She'll be fine. They can fix it. They have to. She can't have had ears that were that sensitive only for them to break all in one go. Her ears had to have been stronger than that.

The doctor raised a finger, before stepping away to collect a clip board and a pen.

He wrote on a clean sheet of paper, then held it out for her to read. That was easier to do, she could focus on the written word.

"Miss Cykes. I regret to inform you that massive damage has been done to your eardrums. The sound waves from the explosion tore them both. I'm sorry, but your hearing isn't going to return."

Phoenix held held her while she read, as he had done throughout their wait.

"But...but what is this ringing? I can hear ringing. It's not going away."

The doctor responded, "It's called Tinnitus. The ear drum is made of many tiny nerves clustered together. Those nerves can be damaged to the point of no longer picking up sound, but the brain doesn't stop trying to translate noise from them. The result is a perception of sound when none is there."

...in other words, she's litterally hearing the damage to her ears.

Phoenix moved, pulling the clipboard away from the doctor.

"We'll get through this. You're going to be alright, Athena. I'm here for you."

She stared at the words, her chest feeling tight again.

"...how?" she asked. "How are we going to get through this?"

How is she going to do her job? How is she going to investigate crime scenes, interrogate witnesses?

How is she even going to recognize the people around her? Not everyone wears color coded clothes like Phoenix and Apollo.

How is she going to perform therapy sessions without being able to read her patients?

"We're going to work together. You'll have our support. Not just mine, Athena, you'll have Apollo, and Prosecutor Blackquill, too. We aren't going anywhere."

As if to back up his word, he continued to stick by her side. From the doctor's office, to the room they assigned her. They were keeping her for the night, and he didn't leave her once. Which was against the rules, but she wasn't going to complain.

In the morning, they let her go home. There wasn't anything else they could do for her, save give her painkillers and schedule a follow up appointment so they could keep an eye on her while she healed.

It was slow going, but she did heal. The pain in her arms faded, although the pain in her ears never would. Tinnitus was permanent, she would hear that ringing for the rest of her life.

Her friends paid close attention to her in the following weeks. Blackquill fussed over her like a mother bird, Apollo walked her through several pep talks, Trucy discussed her magic tricks with her. When everyone else was gone, Phoenix made it a point to be there. Athena wasn't left alone in the house for more than a few minutes at a time.

She practiced trying to tell people apart with Phoenix and Trucy. They both wore blue, so she had to find other ways to differentiate between the two of them.

Trucy wore a hat, for one. Phoenix had a gold badge on his chest. So one was slightly more blue than the other. It was a start.

The other challenge was having to learn to rely on her eyesight after a lifetime of perceiving the world through her hearing. At this point, she couldn't walk through her own house without running into things, managed to break a picture frame off the wall from bumping into it.

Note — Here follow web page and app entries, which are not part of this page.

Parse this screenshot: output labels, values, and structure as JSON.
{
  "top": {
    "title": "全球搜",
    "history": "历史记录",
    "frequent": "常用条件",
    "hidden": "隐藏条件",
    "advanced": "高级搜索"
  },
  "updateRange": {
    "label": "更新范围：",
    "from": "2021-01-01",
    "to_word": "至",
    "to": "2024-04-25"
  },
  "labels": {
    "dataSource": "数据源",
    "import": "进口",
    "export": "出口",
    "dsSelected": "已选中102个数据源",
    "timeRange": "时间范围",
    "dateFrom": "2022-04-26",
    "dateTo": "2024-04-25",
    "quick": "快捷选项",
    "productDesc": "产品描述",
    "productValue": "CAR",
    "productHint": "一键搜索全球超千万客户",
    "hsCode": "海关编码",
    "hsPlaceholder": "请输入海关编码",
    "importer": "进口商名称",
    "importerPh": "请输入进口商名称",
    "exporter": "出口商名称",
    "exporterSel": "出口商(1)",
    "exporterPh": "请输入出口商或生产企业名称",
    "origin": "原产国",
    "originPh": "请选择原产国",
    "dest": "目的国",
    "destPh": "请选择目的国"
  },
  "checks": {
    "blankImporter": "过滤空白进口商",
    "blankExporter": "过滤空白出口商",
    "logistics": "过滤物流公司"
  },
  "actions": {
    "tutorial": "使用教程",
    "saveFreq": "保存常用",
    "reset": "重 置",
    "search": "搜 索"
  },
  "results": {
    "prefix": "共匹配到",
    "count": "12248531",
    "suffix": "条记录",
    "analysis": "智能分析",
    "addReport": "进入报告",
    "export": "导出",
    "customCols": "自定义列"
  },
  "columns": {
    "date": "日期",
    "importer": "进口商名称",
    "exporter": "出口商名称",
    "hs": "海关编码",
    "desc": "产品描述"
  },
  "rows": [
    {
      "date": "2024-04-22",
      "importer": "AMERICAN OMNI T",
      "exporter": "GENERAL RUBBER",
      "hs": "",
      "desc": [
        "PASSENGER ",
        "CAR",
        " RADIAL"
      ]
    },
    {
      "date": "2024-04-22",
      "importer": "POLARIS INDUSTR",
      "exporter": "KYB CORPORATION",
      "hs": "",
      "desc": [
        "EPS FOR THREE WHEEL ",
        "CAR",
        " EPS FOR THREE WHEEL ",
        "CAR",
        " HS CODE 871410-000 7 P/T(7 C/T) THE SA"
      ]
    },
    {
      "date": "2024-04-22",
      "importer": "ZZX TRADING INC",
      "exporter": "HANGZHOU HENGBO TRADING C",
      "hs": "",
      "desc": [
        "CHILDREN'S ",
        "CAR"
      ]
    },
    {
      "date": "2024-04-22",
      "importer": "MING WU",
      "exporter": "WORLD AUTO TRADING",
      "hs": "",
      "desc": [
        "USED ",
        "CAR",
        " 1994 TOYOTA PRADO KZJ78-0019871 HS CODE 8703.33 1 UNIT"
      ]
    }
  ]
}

Learning sign language was going to be tough, because of this. Not for a lack of trying, her boss brought her several books from the library, and she was studying them often. It wasn't that she wasn't getting the gestures, it was trying to translate them when other people used them. Her friends were learning sign right beside her, but she could only understand what they were trying to say when they were signing right in front of her face.

It was frustrating. They tried to tell her it was okay to take a while, but it was frustrating never the less.

Phoenix promised her that he wouldn't replace her. Her job would be there when she was ready to return to it. And even if she couldn't get back to the courtroom, she'd always have a place in the agency.

She wasn't going to take that for an answer. Athena still wanted to be a lawyer, and she was going to give it everything she had. She'd learn sign language, get an interpreter, and go back to taking trials. She was going to give it her all, as she'd always done.

Her boss was right. She wasn't alone, and she could get through this.